‘You need to get over here,’ he barked into the metal grille. There was a burst of static, then a reply.
‘Will do,’ said a voice. ‘I’ll be there in five. Sit tight.’ He dropped the radio and glanced outside. Bombs were still falling thick and fast from the pixellated sky.
‘Still raining,’ he muttered. The ranks of invaders dropped lower with a jolt and the shower of bombs intensified. He would have to do something. Just the bottom row, he told himself.
As soon as he was out from under the bunker roof, he knew it had been a mistake. There were just too many and they were too close. Every move he made to dodge a bomb threw off his targeting. It was only a matter of time before they advanced again. He cursed under his breath. Where was she?
‘Someone call for backup?’ said a voice behind him. He whirled round. There she was, crinoline dress spattered with mud and a shotgun in each hand.
‘You’re a sight for sore eyes, Janey,’ he said. Her eyes glinted in the electric light.
‘That’s Miss Eyre to you,’ she said.

FANFICTION WEEK #2: Put your own twist on things

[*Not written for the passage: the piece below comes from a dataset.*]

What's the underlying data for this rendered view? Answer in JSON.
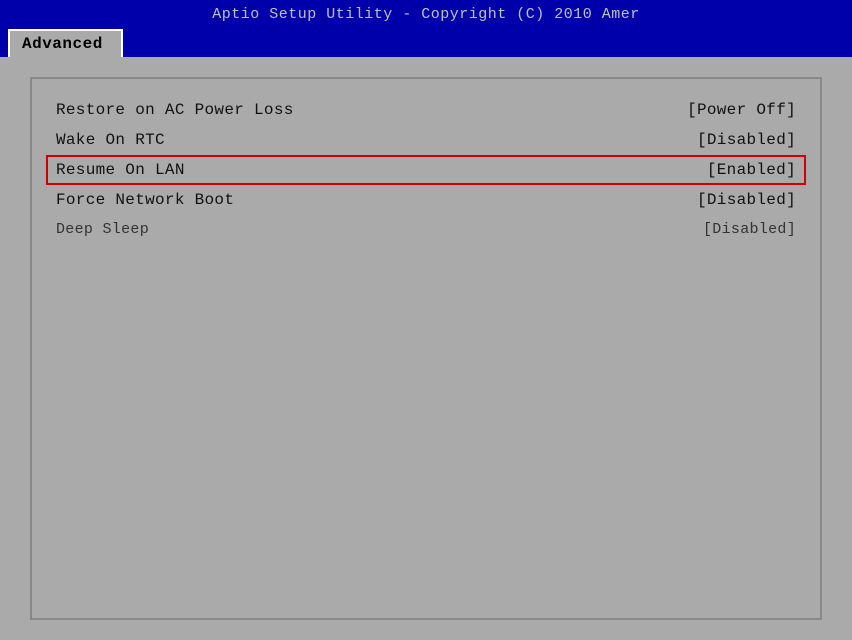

He ducked back inside the bunker and took a moment to catch his breath. Now that the saucer was here, everything had changed. The massed ranks of flyers weren’t important right now – he would have to shoot to miss. The only thing that mattered was landing a hit on the spinning behemoth that drifted across the sky above them.
He paused for a second. It had to be now. He couldn’t move. Now! Still nothing. What was staying his hand? What was holding him back? Deep in his heart, he knew. The pilot of that saucer wasn’t just another faceless invader – it was his own father.

FANFICTION WEEK #1: Choose unusual inspirations

He could feel the bunker above him crumbling. The dull thud of a new impact came every few seconds now, slow and relentless. He knew he couldn’t stay here. Before long, what little protection he had would be gone and it would only be a matter of time before it was all over. No, he had to fight. That much was clear now. It was just a question of timing. He shifted from side to side, nervously preparing himself for the moment he knew had to come. They were closer than ever and with every second he hesitated, they were advancing further still. Maybe if he waited until... No, damn it. It had to be now.
He threw himself out of the bunker, firing his gun blindly into the sky as he did so. One of the shots found its mark and he heard the high-pitched keening of a fallen enemy. Bombs were raining all around him now, cascading into the ground as he dodged and weaved between them. They would never hit him. He was a shadow. He was fluidity itself. They could come, rank by rank, and he would destroy them all. He was invincible.
It was then that he heard it. Somewhere far above, the undulating siren of a saucer.